Dart is a garbage-collected language. When you create objects (e.g. allocating a string to a variable, or instantiating a class), Dart is responsible for allocating memory for them, as well ensuring that the memory used is freed when those objects are no longer in use.

However, when you're working with libraries through FFI, only primitive values (such as integers) can be passed directly through to the native code being called. For other types, such as strings and data structures, you have to take responsibility for allocating memory from the heap and freeing it up when it is no longer used.

Allocating memory with Dart

So how do you allocate memory a block of memory for use with Windows? The simplest approach is to use the calloc() function in package:ffi, which calls the underlying Windows API to allocate and zero out memory from the heap. For example:

final pBuffer = calloc<Uint8>(256);

This snippet allocates 256 bytes and returns a Pointer<Uint8> object, which can be used to manage the memory. You can use pBuffer with an indexed array operator to access the allocated memory, for example:

for (var i = 0; i < 256; i++) {
pBuffer[i] = i % 8;

which fills the allocated memory with a repeated range of [0..8].


Be careful to only access memory that you have allocated. The results of reading or writing unallocated memory are non-deterministic, but include an immediate crash of your application or even data corruption.

When you have completed the operation for which the allocated memory was needed, you should release it so that it can be reused. dart:ffi provides a method, but for convenience, package:win32 provides a simple free() global function, which you can use as follows:


When your Dart program exits, Windows will automatically free all allocated memory that hasn't previously been released, but you shouldn't depend on that. In the absence of any other garbage collection for native memory, long-running applications that don't release manually-allocated memory will gradually exhaust the available heap space (this is known as "leaking" memory).

Allocating strings

Win32 APIs as projected by Dart typically assume a 16-bit Unicode encoding, where each character is represented by 2 bytes. The Dart FFI package makes it easy to copy a Dart-allocated String to native memory, where it can be passed to Win32 APIs:

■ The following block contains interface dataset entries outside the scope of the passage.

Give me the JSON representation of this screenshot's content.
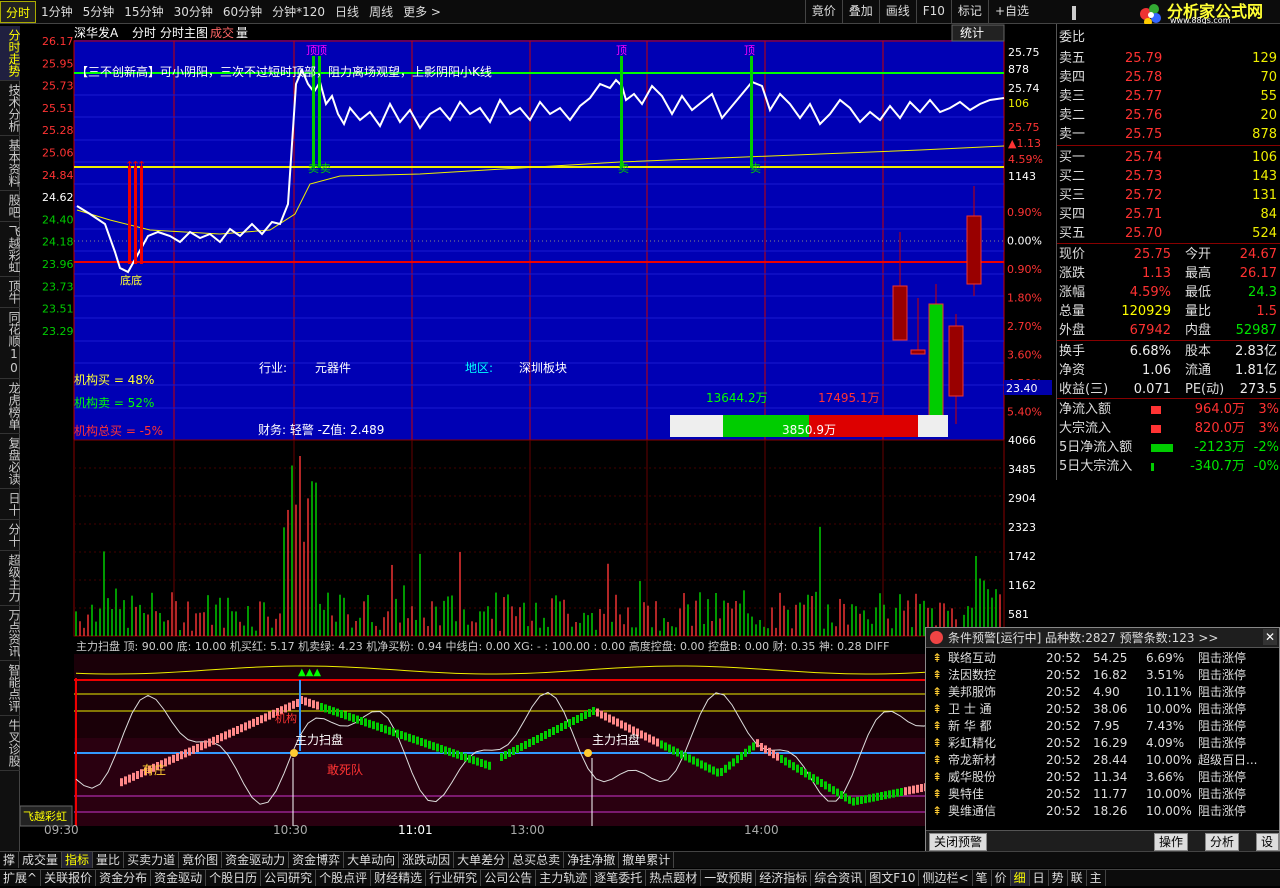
{
  "periods": [
    "分时",
    "1分钟",
    "5分钟",
    "15分钟",
    "30分钟",
    "60分钟",
    "分钟*120",
    "日线",
    "周线",
    "更多 >"
  ],
  "toolbar": [
    "竟价",
    "叠加",
    "画线",
    "F10",
    "标记",
    "+自选"
  ],
  "logo": {
    "text": "分析家公式网",
    "url": "www.88gs.com"
  },
  "leftnav": [
    "分时走势",
    "技术分析",
    "基本资料",
    "股吧",
    "飞越彩虹",
    "顶牛",
    "同花顺10",
    "龙虎榜单",
    "复盘必读",
    "日十",
    "分十",
    "超级主力",
    "万点资讯",
    "智能点评",
    "牛叉诊股"
  ],
  "leftnav_bottom": "飞越彩虹",
  "chart": {
    "stock": "深华发A",
    "view1": "分时",
    "view2": "分时主图",
    "view3a": "成交",
    "view3b": "量",
    "stats_btn": "统计",
    "notice": "【三不创新高】可小阴阳，三次不过短时顶部，阻力离场观望，上影阴阳小K线",
    "price_ticks": [
      "26.17",
      "25.95",
      "25.73",
      "25.51",
      "25.28",
      "25.06",
      "24.84",
      "24.62",
      "24.40",
      "24.18",
      "23.96",
      "23.73",
      "23.51",
      "23.29"
    ],
    "pct_ticks": [
      "0.90%",
      "0.00%",
      "0.90%",
      "1.80%",
      "2.70%",
      "3.60%",
      "4.50%",
      "5.40%"
    ],
    "right_top": [
      "25.75",
      "878",
      "25.74",
      "106",
      "25.75",
      "▲1.13",
      "4.59%",
      "1143"
    ],
    "tag_ding": "顶",
    "tag_mai": "卖",
    "tag_di": "底",
    "industry_label": "行业:",
    "industry": "元器件",
    "region_label": "地区:",
    "region": "深圳板块",
    "inst_buy": "机构买 = 48%",
    "inst_sell": "机构卖 = 52%",
    "inst_total": "机构总买 = -5%",
    "finance": "财务: 轻警   -Z值: 2.489",
    "flow_in": "13644.2万",
    "flow_out": "17495.1万",
    "flow_net": "3850.9万",
    "cursor_price": "23.40",
    "vol_ticks": [
      "4066",
      "3485",
      "2904",
      "2323",
      "1742",
      "1162",
      "581"
    ],
    "ind_line": "主力扫盘  顶: 90.00  底: 10.00  机买红: 5.17  机卖绿: 4.23  机净买粉: 0.94  中线白: 0.00  XG: - : 100.00 : 0.00  高度控盘: 0.00  控盘B: 0.00  财: 0.35  神: 0.28  DIFF",
    "ann_sweep": "主力扫盘",
    "ann_zhuang": "有庄",
    "ann_dare": "敢死队",
    "ann_jigou": "机构",
    "time_ticks": [
      "09:30",
      "10:30",
      "11:01",
      "13:00",
      "14:00"
    ]
  },
  "quote": {
    "header": "委比",
    "sell": [
      [
        "卖五",
        "25.79",
        "129"
      ],
      [
        "卖四",
        "25.78",
        "70"
      ],
      [
        "卖三",
        "25.77",
        "55"
      ],
      [
        "卖二",
        "25.76",
        "20"
      ],
      [
        "卖一",
        "25.75",
        "878"
      ]
    ],
    "buy": [
      [
        "买一",
        "25.74",
        "106"
      ],
      [
        "买二",
        "25.73",
        "143"
      ],
      [
        "买三",
        "25.72",
        "131"
      ],
      [
        "买四",
        "25.71",
        "84"
      ],
      [
        "买五",
        "25.70",
        "524"
      ]
    ],
    "stats": [
      [
        "现价",
        "25.75",
        "今开",
        "24.67"
      ],
      [
        "涨跌",
        "1.13",
        "最高",
        "26.17"
      ],
      [
        "涨幅",
        "4.59%",
        "最低",
        "24.3"
      ],
      [
        "总量",
        "120929",
        "量比",
        "1.5"
      ],
      [
        "外盘",
        "67942",
        "内盘",
        "52987"
      ]
    ],
    "stats2": [
      [
        "换手",
        "6.68%",
        "股本",
        "2.83亿"
      ],
      [
        "净资",
        "1.06",
        "流通",
        "1.81亿"
      ],
      [
        "收益(三)",
        "0.071",
        "PE(动)",
        "273.5"
      ]
    ],
    "flows": [
      [
        "净流入额",
        "964.0万",
        "3%"
      ],
      [
        "大宗流入",
        "820.0万",
        "3%"
      ],
      [
        "5日净流入额",
        "-2123万",
        "-2%"
      ],
      [
        "5日大宗流入",
        "-340.7万",
        "-0%"
      ]
    ]
  },
  "alert": {
    "title": "条件预警[运行中] 品种数:2827 预警条数:123  >>",
    "rows": [
      [
        "联络互动",
        "20:52",
        "54.25",
        "6.69%",
        "阻击涨停"
      ],
      [
        "法因数控",
        "20:52",
        "16.82",
        "3.51%",
        "阻击涨停"
      ],
      [
        "美邦服饰",
        "20:52",
        "4.90",
        "10.11%",
        "阻击涨停"
      ],
      [
        "卫 士 通",
        "20:52",
        "38.06",
        "10.00%",
        "阻击涨停"
      ],
      [
        "新 华 都",
        "20:52",
        "7.95",
        "7.43%",
        "阻击涨停"
      ],
      [
        "彩虹精化",
        "20:52",
        "16.29",
        "4.09%",
        "阻击涨停"
      ],
      [
        "帝龙新材",
        "20:52",
        "28.44",
        "10.00%",
        "超级百日..."
      ],
      [
        "威华股份",
        "20:52",
        "11.34",
        "3.66%",
        "阻击涨停"
      ],
      [
        "奥特佳",
        "20:52",
        "11.77",
        "10.00%",
        "阻击涨停"
      ],
      [
        "奥维通信",
        "20:52",
        "18.26",
        "10.00%",
        "阻击涨停"
      ]
    ],
    "btn_close": "关闭预警",
    "btn_op": "操作",
    "btn_an": "分析",
    "btn_set": "设置"
  },
  "bottom1": [
    "撑",
    "成交量",
    "指标",
    "量比",
    "买卖力道",
    "竟价图",
    "资金驱动力",
    "资金博弈",
    "大单动向",
    "涨跌动因",
    "大单差分",
    "总买总卖",
    "净挂净撤",
    "撤单累计"
  ],
  "bottom2": [
    "扩展^",
    "关联报价",
    "资金分布",
    "资金驱动",
    "个股日历",
    "公司研究",
    "个股点评",
    "财经精选",
    "行业研究",
    "公司公告",
    "主力轨迹",
    "逐笔委托",
    "热点题材",
    "一致预期",
    "经济指标",
    "综合资讯",
    "图文F10",
    "侧边栏<",
    "笔",
    "价",
    "细",
    "日",
    "势",
    "联",
    "主"
  ]
}
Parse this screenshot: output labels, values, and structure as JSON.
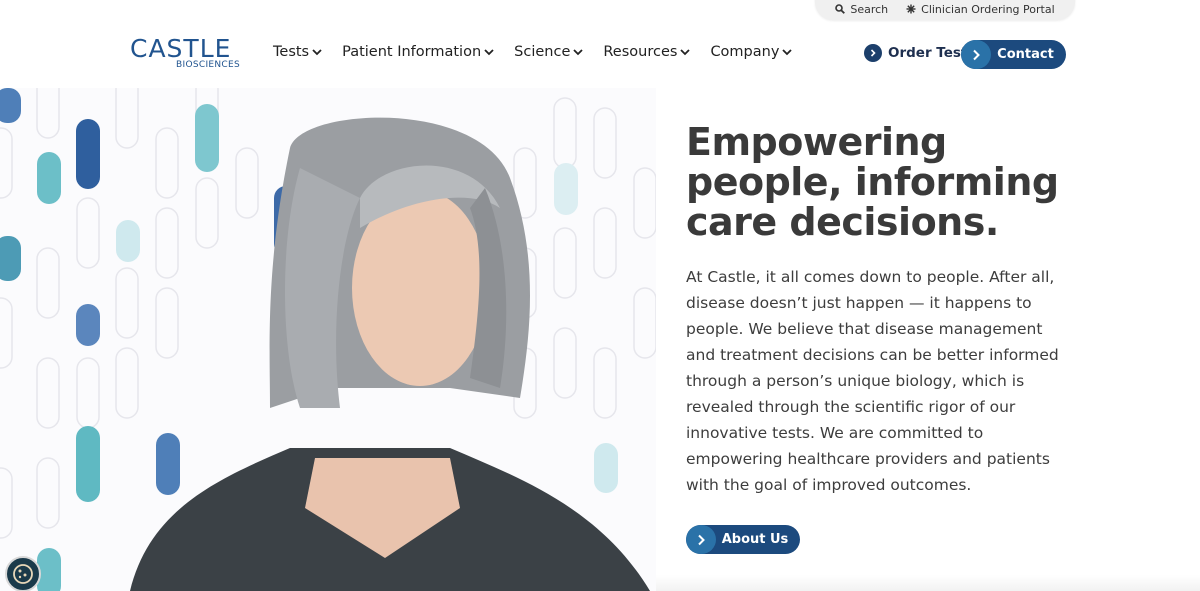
{
  "utility": {
    "search_label": "Search",
    "portal_label": "Clinician Ordering Portal",
    "search_icon": "search-icon",
    "portal_icon": "asterisk-icon"
  },
  "logo": {
    "main": "CASTLE",
    "sub": "BIOSCIENCES"
  },
  "nav": {
    "items": [
      {
        "label": "Tests"
      },
      {
        "label": "Patient Information"
      },
      {
        "label": "Science"
      },
      {
        "label": "Resources"
      },
      {
        "label": "Company"
      }
    ]
  },
  "header_actions": {
    "order_test_label": "Order Test",
    "contact_label": "Contact"
  },
  "hero": {
    "headline": "Empowering people, informing care decisions.",
    "body": "At Castle, it all comes down to people. After all, disease doesn’t just happen — it happens to people. We believe that disease management and treatment decisions can be better informed through a person’s unique biology, which is revealed through the scientific rigor of our innovative tests. We are committed to empowering healthcare providers and patients with the goal of improved outcomes.",
    "cta_label": "About Us"
  },
  "colors": {
    "brand_navy": "#1c4a7e",
    "brand_teal": "#2a72a8",
    "headline_gray": "#3a3a3a"
  },
  "cookie": {
    "icon": "cookie-icon"
  }
}
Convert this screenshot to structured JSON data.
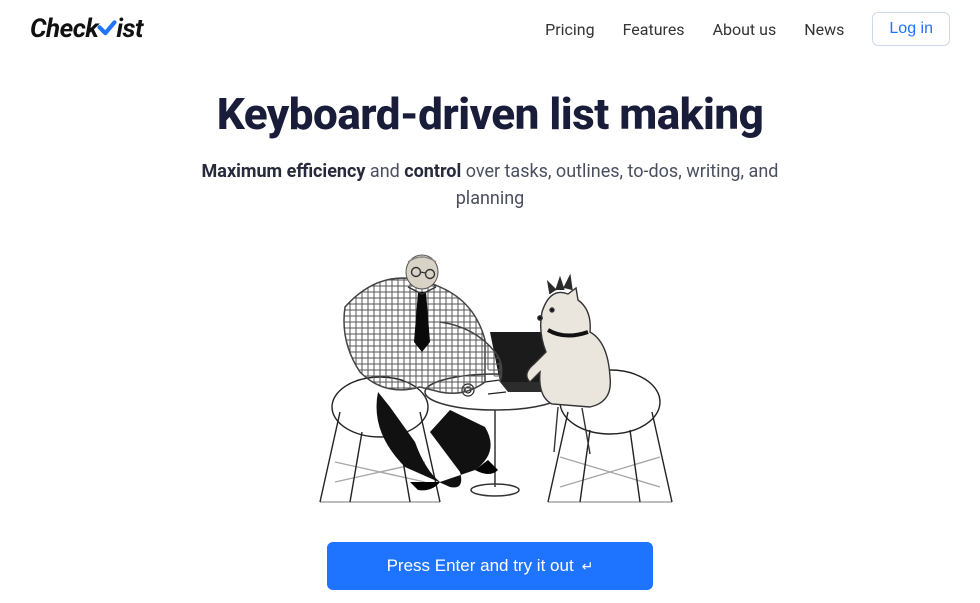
{
  "brand": {
    "part1": "Check",
    "part2": "ist"
  },
  "nav": {
    "items": [
      "Pricing",
      "Features",
      "About us",
      "News"
    ],
    "login": "Log in"
  },
  "hero": {
    "title": "Keyboard-driven list making",
    "sub_bold1": "Maximum efficiency",
    "sub_mid1": " and ",
    "sub_bold2": "control",
    "sub_rest": " over tasks, outlines, to-dos, writing, and planning"
  },
  "cta": {
    "label": "Press Enter and try it out",
    "icon": "↵"
  }
}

final verb = 'open'.toNativeUtf16();
final process = 'notepad.exe'.toNativeUtf16();
ShellExecute(0, verb, process, nullptr, nullptr, SHOW_WINDOW_CMD.SW_SHOW);

// Do something


In this example, verb and process are of type Pointer<Utf16>, which represents a pointer to native memory. The allocated memory includes two bytes for every character in dartText, plus a final null-termination character (\x00).


Behind the scenes, the .toNativeUtf16() method allocates memory using the same underlying functions as the calloc() method above, so you are still responsible for freeing its memory.

If you want to create a new string, Win32 provides a simple function wsalloc, which allocates the necessary storage. This is particularly useful when you wish to receive a string from Windows. The following example calls the Win32 SHGetFolderPath API to retrieve the directory of the Desktop folder:

final path = wsalloc(MAX_PATH);
SHGetFolderPath(NULL, CSIDL_DESKTOP, NULL, 0, path);
print('The Windows desktop folder is at ${path.toDartString()}');

In the example above, the returned value is converted back to a Dart string using the .toDartString() extension method on Pointer<Utf16>.


Calling .toString() on path won't give the results you might expect, since path is of type Pointer<Utf16>. Instead it will print the address of the pointer, something like this:

Pointer: address=0x1729cc18240